Obamacare Cost Projection Drops $109 Billion

Your News Companion by Ben Mathis-Lilley
April 14 2014 2:46 PM

Congressional Budget Office Drops Obamacare Cost Projections by $109 Billion

476647055-congressional-budget-office-director-doug-elmendorf
Pictured: CBO director Doug Elmendorf just analyzing the heck out of some budgets.

Photo by Mark Wilson/Getty Images

The Congressional Budget Office's latest projection says the Affordable Care Act is on track to cost $109 billion less than previously anticipated. (Other headlines on this story say $104 billion, but that's the number for the period from 2015 to 2024; the CBO report also revises projections for this year downward by $5 billion. If we've somehow misinterpreted this, please correct us via outraged tweets at @slatest.) From Jonathan Cohn at The New Republic:

Why this latest change? It doesn't appear to be because the law will reach fewer people. CBO now expects slightly more people to end up with health insurance, at least over the long run. The CBO's primary explanation for lower costs is that health insurance premiums on the new exchanges—what the administration calls “marketplaces”—are lower than CBO had originally expected they would be.
Advertisement

There is one potential hangup for ACA boosters in the report, Cohn writes.

The plans on the marketplaces are cheaper because they limit beneficiaries to fewer doctors and hospitals, while controlling their access to treatments and medications. Insurers have used the techniques for a long time, going back at least to the 1980s. That’s “managed care.” But insurers appear to be using them much more aggressively in the new marketplace plans, on the theory that most people will pick policies based on price rather than access. The change has not gone over well with many people, particularly those whose old policies lacked such restrictions. And in at least a few cases, these restrictions are bound to create real hardship for people with serious medical problems who need access to particular medications or specialists.

Ben Mathis-Lilley edits the Slatest. Follow @Slatest on Twitter.

TODAY IN SLATE

Politics

The Democrats’ War at Home

How can the president’s party defend itself from the president’s foreign policy blunders?

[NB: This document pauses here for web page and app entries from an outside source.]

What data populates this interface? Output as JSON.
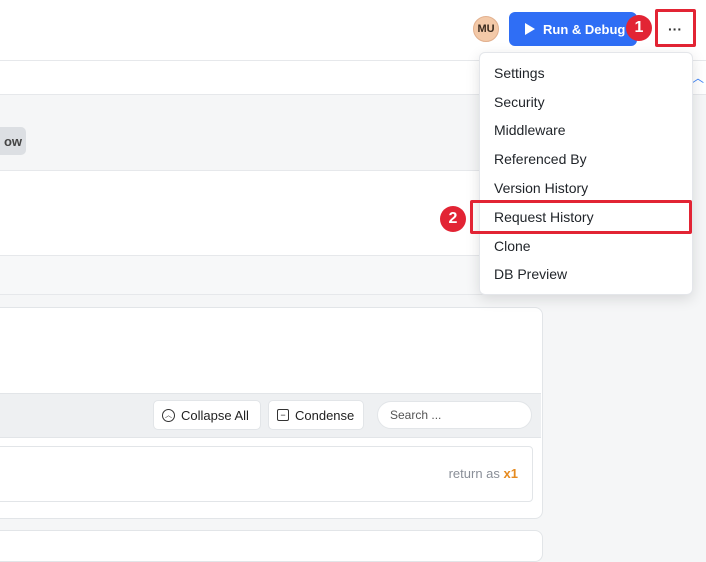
{
  "header": {
    "avatar_initials": "MU",
    "run_debug_label": "Run & Debug",
    "more_label": "···"
  },
  "annotations": {
    "step1": "1",
    "step2": "2",
    "highlight_color": "#e22434"
  },
  "partial": {
    "chip_text": "ow"
  },
  "toolbar": {
    "collapse_all_label": "Collapse All",
    "condense_label": "Condense",
    "search_placeholder": "Search ..."
  },
  "result": {
    "return_prefix": "return as",
    "return_ref": "x1"
  },
  "menu": {
    "items": [
      "Settings",
      "Security",
      "Middleware",
      "Referenced By",
      "Version History",
      "Request History",
      "Clone",
      "DB Preview"
    ]
  },
  "colors": {
    "accent": "#2f6ef5",
    "return_ref": "#e58a1f"
  }
}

An Iranian Woman Was Sentenced to Death for Killing Her Alleged Rapist. Can Activists Save Her?

Piper Kerman on Why She Dressed Like a Hitchcock Heroine for Her Prison Sentencing

Windows 8 Was So Bad That Microsoft Will Skip Straight to Windows 10

We Need to Talk: A Terrible Name for a Good Women’s Sports Show

Politics

Cringing. Ducking. Mumbling.

How GOP candidates react whenever someone brings up reproductive rights or gay marriage.

Music

How Even an Old Hipster Can Age Gracefully

On their new albums, Leonard Cohen, Robert Plant, and Loudon Wainwright III show three ways.

The U.S. Has a New Problem in Syria: The Moderate Rebels Feel Like We’ve Betrayed Them

Homeland Is Good Again! For Now, at Least.

Behold
Oct. 1 2014 11:48 AM An Up-Close Look at the U.S.–Mexico Border
  News & Politics
The World
Oct. 1 2014 12:20 PM Don’t Expect Hong Kong’s Protests to Spread to the Mainland
  Business
Moneybox
Oct. 1 2014 2:16 PM Wall Street Tackles Chat Services, Shies Away From Diversity Issues 
  Life
The Eye
Oct. 1 2014 1:04 PM An Architectural Crusade Against the Tyranny of Straight Lines
  Double X
The XX Factor
Oct. 1 2014 2:08 PM We Need to Talk: Terrible Name, Good Show
  Slate Plus
Political Gabfest
Oct. 1 2014 1:53 PM Slate Superfest East How to get your tickets before anyone else.
  Arts
Brow Beat
Oct. 1 2014 2:24 PM The New Interstellar Trailer Is the Most Exciting Yet
  Technology
Future Tense
Oct. 1 2014 2:26 PM The Apple Graveyard Leave a flower for a dead Apple product.
  Health & Science
Science
Oct. 1 2014 2:36 PM Climate Science Is Settled Enough The Wall Street Journal’s fresh face of climate inaction.
  Sports
Sports Nut
Sept. 30 2014 5:54 PM Goodbye, Tough Guy It’s time for Michigan to fire its toughness-obsessed coach, Brady Hoke.